As part of its anti-trafficking campaign seeking to disrupt the slavery exploitation network, Human Rights First is calling for accountability and justice for individuals who benefit, or have benefitted, from modern day slavery. Human trafficking is a human rights violation that involves holding another person in compelled service by force, fraud, or coercion. Traffickers profit from this practice by controlling their victims and exploiting them for labor and/or sex, generating an estimated $150 billion dollars in profits a year.
The FBI is currently in pursuit of wanted criminals, Amparo Altagracia Montas Hernandez and her son, Eddy Vazquez. The two are wanted for crimes involving harboring of illegal aliens, and subsequent flight to evade prosecution. Montas Hernandez is the alleged owner and operator of several brothels in Southwest Florida and Vazquez is believed to have overseen the daily operations of one of the brothels. Montas Hernandez reportedly illegally employed undocumented Latin American women, who came to Montas Hernandez owing debts to human smugglers - also known as coyotes. She paid the coyotes to settle the debts of the women, and then forced them to pay off their debt to her by working as prostitutes.
In August 2005, a Federal Grand Jury charged the mother and son for harboring illegal aliens. Both Montas Hernandez and Vazquez appeared in court and were released on bond under the provision that they would report to a pretrial release officer. In September 2005, however, the pretrial release officer was alerted of Montas Hernandez and Vazquez’s flight from the area.
The two remain at large, but the FBI has identified possible locations where they might be. Montas Hernandez, who sometimes goes by her alias, Iris, has ties to the Dominican Republic, southwest Florida, New York, and Boston. Her son, Eddy Vazquez, also has ties to the Dominican Republic and southwest Florida, in addition to Lawrence, Massachusetts.

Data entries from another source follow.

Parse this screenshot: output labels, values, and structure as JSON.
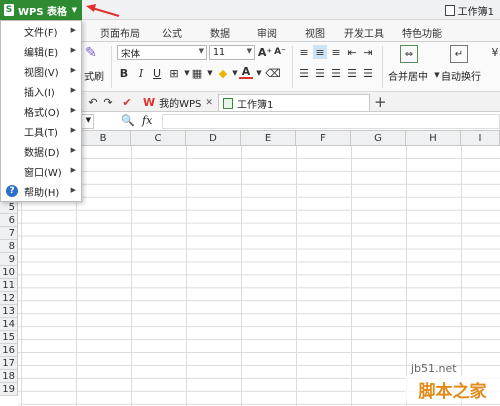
{
  "app": {
    "button_label": "WPS 表格",
    "s_glyph": "S",
    "doc_title": "工作簿1"
  },
  "ribbon_tabs": [
    "页面布局",
    "公式",
    "数据",
    "审阅",
    "视图",
    "开发工具",
    "特色功能"
  ],
  "toolbar": {
    "font_name": "宋体",
    "font_size": "11",
    "format_painter_label": "式刷",
    "merge_center_label": "合并居中",
    "wrap_text_label": "自动换行",
    "bold": "B",
    "italic": "I",
    "underline": "U",
    "grow_font": "A⁺",
    "shrink_font": "A⁻"
  },
  "doc_tabs": [
    {
      "label": "我的WPS",
      "active": false
    },
    {
      "label": "工作簿1",
      "active": true
    }
  ],
  "formula_bar": {
    "fx_label": "fx",
    "zoom_glyph": "🔍"
  },
  "columns": [
    "B",
    "C",
    "D",
    "E",
    "F",
    "G",
    "H",
    "I"
  ],
  "rows": [
    "5",
    "6",
    "7",
    "8",
    "9",
    "10",
    "11",
    "12",
    "13",
    "14",
    "15",
    "16",
    "17",
    "18",
    "19"
  ],
  "menu": {
    "items": [
      {
        "label": "文件(F)"
      },
      {
        "label": "编辑(E)"
      },
      {
        "label": "视图(V)"
      },
      {
        "label": "插入(I)"
      },
      {
        "label": "格式(O)"
      },
      {
        "label": "工具(T)"
      },
      {
        "label": "数据(D)"
      },
      {
        "label": "窗口(W)"
      },
      {
        "label": "帮助(H)"
      }
    ]
  },
  "watermark": {
    "url": "jb51.net",
    "logo": "脚本之家"
  },
  "colors": {
    "wps_green": "#2e8b32",
    "arrow_red": "#e0322b",
    "help_blue": "#2d6fc9"
  }
}
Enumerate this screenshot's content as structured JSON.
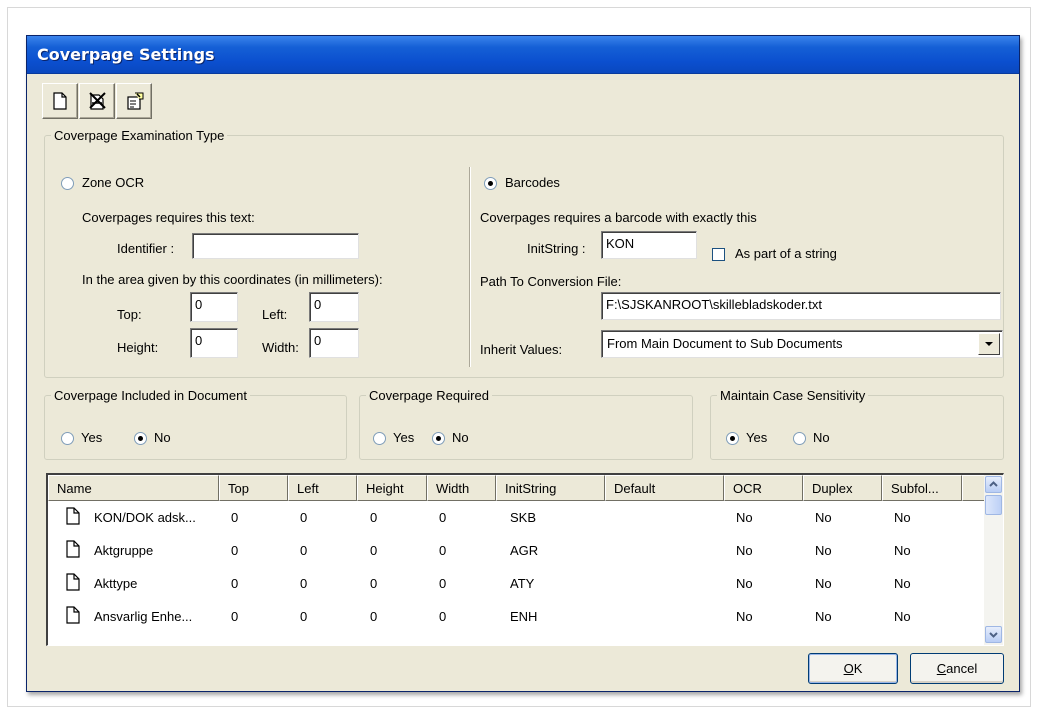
{
  "window": {
    "title": "Coverpage Settings"
  },
  "toolbar": {
    "buttons": [
      {
        "icon": "new-document-icon"
      },
      {
        "icon": "delete-document-icon"
      },
      {
        "icon": "properties-icon"
      }
    ]
  },
  "exam_type": {
    "legend": "Coverpage Examination Type",
    "zone_ocr": {
      "label": "Zone OCR",
      "selected": false,
      "requires_text_label": "Coverpages requires this text:",
      "identifier_label": "Identifier :",
      "identifier_value": "",
      "area_label": "In the area given by this coordinates (in millimeters):",
      "top_label": "Top:",
      "top_value": "0",
      "left_label": "Left:",
      "left_value": "0",
      "height_label": "Height:",
      "height_value": "0",
      "width_label": "Width:",
      "width_value": "0"
    },
    "barcodes": {
      "label": "Barcodes",
      "selected": true,
      "requires_label": "Coverpages requires a barcode with exactly this",
      "initstring_label": "InitString :",
      "initstring_value": "KON",
      "as_part_label": "As part of a string",
      "as_part_checked": false,
      "path_label": "Path To Conversion File:",
      "path_value": "F:\\SJSKANROOT\\skillebladskoder.txt",
      "inherit_label": "Inherit Values:",
      "inherit_value": "From Main Document to Sub Documents"
    }
  },
  "included": {
    "legend": "Coverpage Included in Document",
    "yes": "Yes",
    "no": "No",
    "selected": "No"
  },
  "required": {
    "legend": "Coverpage Required",
    "yes": "Yes",
    "no": "No",
    "selected": "No"
  },
  "case": {
    "legend": "Maintain Case Sensitivity",
    "yes": "Yes",
    "no": "No",
    "selected": "Yes"
  },
  "table": {
    "columns": [
      "Name",
      "Top",
      "Left",
      "Height",
      "Width",
      "InitString",
      "Default",
      "OCR",
      "Duplex",
      "Subfol..."
    ],
    "rows": [
      {
        "name": "KON/DOK adsk...",
        "top": "0",
        "left": "0",
        "height": "0",
        "width": "0",
        "initstring": "SKB",
        "default": "",
        "ocr": "No",
        "duplex": "No",
        "subfolder": "No"
      },
      {
        "name": "Aktgruppe",
        "top": "0",
        "left": "0",
        "height": "0",
        "width": "0",
        "initstring": "AGR",
        "default": "",
        "ocr": "No",
        "duplex": "No",
        "subfolder": "No"
      },
      {
        "name": "Akttype",
        "top": "0",
        "left": "0",
        "height": "0",
        "width": "0",
        "initstring": "ATY",
        "default": "",
        "ocr": "No",
        "duplex": "No",
        "subfolder": "No"
      },
      {
        "name": "Ansvarlig Enhe...",
        "top": "0",
        "left": "0",
        "height": "0",
        "width": "0",
        "initstring": "ENH",
        "default": "",
        "ocr": "No",
        "duplex": "No",
        "subfolder": "No"
      }
    ]
  },
  "buttons": {
    "ok": "OK",
    "cancel": "Cancel"
  },
  "colors": {
    "titlebar": "#0b4fcf",
    "dialog": "#ece9d8",
    "button_border": "#003c74"
  }
}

Human Rights First is working to reduce the incidence of trafficking by promoting policies to increase the risks, penalties, and punishments for those who exploit other human beings. While there are many important laws and policies in place to address human trafficking and protect victims of these horrific crimes, traffickers often operate with relative impunity. Please join us in calling on the U.S. government to bring this exploiter and others like him to justice.